> **WHAT YOU ARE ASKED TO DO**:
Write the entries out in full, matching them exactly.

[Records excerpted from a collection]
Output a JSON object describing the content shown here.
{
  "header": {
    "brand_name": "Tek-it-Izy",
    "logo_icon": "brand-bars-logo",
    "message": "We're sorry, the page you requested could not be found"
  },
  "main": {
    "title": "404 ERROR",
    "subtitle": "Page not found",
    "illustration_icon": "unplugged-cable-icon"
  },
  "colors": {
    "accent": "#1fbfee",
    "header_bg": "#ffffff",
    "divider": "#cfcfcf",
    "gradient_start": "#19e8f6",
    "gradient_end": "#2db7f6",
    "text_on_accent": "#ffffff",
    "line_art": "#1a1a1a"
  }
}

> **TASK ANSWER**:
Output a JSON object describing the content shown here.
{
  "header": {
    "brand_name": "Tek-it-Izy",
    "logo_icon": "brand-bars-logo",
    "message": "We're sorry, the page you requested could not be found"
  },
  "main": {
    "title": "404 ERROR",
    "subtitle": "Page not found",
    "illustration_icon": "unplugged-cable-icon"
  },
  "colors": {
    "accent": "#1fbfee",
    "header_bg": "#ffffff",
    "divider": "#cfcfcf",
    "gradient_start": "#19e8f6",
    "gradient_end": "#2db7f6",
    "text_on_accent": "#ffffff",
    "line_art": "#1a1a1a"
  }
}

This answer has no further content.